When you post things like photos to Facebook, we do not own them. Under our terms, you grant Facebook permission to use, distribute, and share the things you post, subject to the terms and applicable privacy settings.

So yeah, go check the terms and fiddle with your privacy settings, and if you learn something new while doing it, go post THAT as your status instead.

I understand that seeing all those legal-looking notices all over the place gives rise to a certain feeling of hypnotic “OMG ME TOO!!” panic. But please.. try to resist the urge to act on it. 


I know you can do it. I’m rooting for you.

And if you need help when something similar pops up in the future (as it no doubt will, knowing the Internet), please refer to this handy 3-step guide before jumping on the hoax bandwagon.

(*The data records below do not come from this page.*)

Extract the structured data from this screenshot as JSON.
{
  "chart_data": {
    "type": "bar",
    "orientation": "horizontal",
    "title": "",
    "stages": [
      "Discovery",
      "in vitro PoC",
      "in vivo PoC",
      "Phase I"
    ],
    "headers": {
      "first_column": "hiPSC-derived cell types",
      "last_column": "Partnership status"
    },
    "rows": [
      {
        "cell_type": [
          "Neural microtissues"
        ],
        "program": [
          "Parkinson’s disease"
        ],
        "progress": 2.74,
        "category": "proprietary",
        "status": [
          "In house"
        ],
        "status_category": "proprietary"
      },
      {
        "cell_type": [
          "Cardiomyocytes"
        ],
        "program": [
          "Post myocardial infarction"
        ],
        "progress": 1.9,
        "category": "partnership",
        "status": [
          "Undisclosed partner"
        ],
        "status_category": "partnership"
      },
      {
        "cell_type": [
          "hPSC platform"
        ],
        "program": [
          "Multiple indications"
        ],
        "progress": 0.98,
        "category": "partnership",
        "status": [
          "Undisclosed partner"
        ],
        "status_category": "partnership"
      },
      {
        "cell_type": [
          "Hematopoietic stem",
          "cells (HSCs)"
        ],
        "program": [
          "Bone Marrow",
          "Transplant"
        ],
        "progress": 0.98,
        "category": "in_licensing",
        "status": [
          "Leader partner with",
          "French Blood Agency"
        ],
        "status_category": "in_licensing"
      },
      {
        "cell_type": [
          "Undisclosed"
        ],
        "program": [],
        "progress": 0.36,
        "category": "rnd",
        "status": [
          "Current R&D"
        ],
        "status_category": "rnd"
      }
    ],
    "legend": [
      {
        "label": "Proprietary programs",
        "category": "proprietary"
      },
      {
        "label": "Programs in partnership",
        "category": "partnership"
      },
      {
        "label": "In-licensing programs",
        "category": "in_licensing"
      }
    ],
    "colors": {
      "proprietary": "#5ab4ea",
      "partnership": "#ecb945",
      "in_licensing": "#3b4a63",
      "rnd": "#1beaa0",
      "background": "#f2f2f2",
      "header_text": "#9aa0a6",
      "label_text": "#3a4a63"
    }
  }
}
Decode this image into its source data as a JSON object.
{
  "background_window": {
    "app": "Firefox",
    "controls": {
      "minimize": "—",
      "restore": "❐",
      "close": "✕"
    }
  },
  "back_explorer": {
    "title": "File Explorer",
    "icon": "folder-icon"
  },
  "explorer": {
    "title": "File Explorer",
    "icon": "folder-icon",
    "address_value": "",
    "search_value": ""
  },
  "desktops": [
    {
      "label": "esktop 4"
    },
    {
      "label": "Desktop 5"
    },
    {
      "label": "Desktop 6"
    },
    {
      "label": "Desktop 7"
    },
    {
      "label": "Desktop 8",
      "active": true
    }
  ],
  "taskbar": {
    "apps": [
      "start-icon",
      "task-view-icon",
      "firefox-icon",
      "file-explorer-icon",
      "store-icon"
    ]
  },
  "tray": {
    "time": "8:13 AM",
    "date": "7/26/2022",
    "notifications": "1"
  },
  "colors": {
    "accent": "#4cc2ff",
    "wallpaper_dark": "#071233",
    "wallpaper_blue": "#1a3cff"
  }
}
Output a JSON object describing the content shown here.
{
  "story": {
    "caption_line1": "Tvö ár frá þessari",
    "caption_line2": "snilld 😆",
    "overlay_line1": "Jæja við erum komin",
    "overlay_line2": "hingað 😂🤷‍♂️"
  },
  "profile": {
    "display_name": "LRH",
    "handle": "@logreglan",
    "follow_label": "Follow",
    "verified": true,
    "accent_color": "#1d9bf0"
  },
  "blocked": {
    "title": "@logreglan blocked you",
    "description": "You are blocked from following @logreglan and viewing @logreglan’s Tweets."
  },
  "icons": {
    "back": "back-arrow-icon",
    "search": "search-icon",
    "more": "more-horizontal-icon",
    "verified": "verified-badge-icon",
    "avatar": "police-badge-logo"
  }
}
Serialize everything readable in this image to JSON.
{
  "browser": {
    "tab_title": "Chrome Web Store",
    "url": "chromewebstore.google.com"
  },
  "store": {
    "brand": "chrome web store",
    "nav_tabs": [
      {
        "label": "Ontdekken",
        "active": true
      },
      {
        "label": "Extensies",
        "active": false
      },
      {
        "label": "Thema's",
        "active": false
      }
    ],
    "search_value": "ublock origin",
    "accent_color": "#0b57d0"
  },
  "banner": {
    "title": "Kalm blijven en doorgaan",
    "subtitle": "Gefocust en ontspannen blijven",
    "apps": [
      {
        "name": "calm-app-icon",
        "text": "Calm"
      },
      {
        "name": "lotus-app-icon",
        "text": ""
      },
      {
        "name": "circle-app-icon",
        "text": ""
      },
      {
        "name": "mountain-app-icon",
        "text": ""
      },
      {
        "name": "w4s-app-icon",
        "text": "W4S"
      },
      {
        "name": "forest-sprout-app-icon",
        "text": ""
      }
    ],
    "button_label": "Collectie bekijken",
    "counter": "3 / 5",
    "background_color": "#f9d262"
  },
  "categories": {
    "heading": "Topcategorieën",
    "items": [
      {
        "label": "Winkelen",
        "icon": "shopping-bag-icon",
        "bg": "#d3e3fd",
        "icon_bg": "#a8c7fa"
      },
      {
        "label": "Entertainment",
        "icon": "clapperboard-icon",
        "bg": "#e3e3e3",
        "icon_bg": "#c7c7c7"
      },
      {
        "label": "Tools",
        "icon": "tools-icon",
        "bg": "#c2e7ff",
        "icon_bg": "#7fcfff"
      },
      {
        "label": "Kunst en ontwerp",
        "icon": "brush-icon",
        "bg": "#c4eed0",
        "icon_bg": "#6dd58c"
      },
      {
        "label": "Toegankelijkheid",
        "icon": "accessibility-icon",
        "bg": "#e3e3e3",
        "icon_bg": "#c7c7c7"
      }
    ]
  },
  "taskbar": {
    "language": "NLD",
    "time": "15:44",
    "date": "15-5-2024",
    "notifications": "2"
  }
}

Or, if you’re not in the mood to do all that work, just ask me. I’ll be happy to set you straight. :)

Have a happy and hoax-free day, my friends!

The Facebook Private Message Panic Attack

I was in a really good mood when I woke up this morning…

…until I saw an article my friend Ros posted about a Facebook glitch which was causing private messages to show up on people’s public timelines.

Instant panic attack. 

I don’t know about you, but there’s a pretty good reason I keep my private messages private. Here’s what my Facebook inbox looks like:

I have a particularly long thread with my sister Bambi that looks kind of like this:

And although our comments are pretty harmless (just not always very charitable), things could become a bit problematic if they ever got out.


So naturally I immediately checked my Timeline, and phew! No pm’s made public.

Panic attack over. No angry mobs incoming. (Again.. PHEW!) The extremely stressful experience did make me realize something important though…

If you’re put into a panic at the thought of people seeing your private messages — then maybe you shouldn’t be putting those kinds of messages online at all.  

Let’s face it. Whatever we post on the Internet — no matter what stringent privacy settings we use — could easily be made public one day. There are no real privacy guarantees on the web. All it takes is one glitch, or a talented hacker, and that’s it. You’re a goner. 

So watch what you post! Keep your info secure and your private life private, and let my little early morning panic attack serve as a modern day reminder of Mom’s age-old advice:

Have a pleasant and panic-free day, people! :)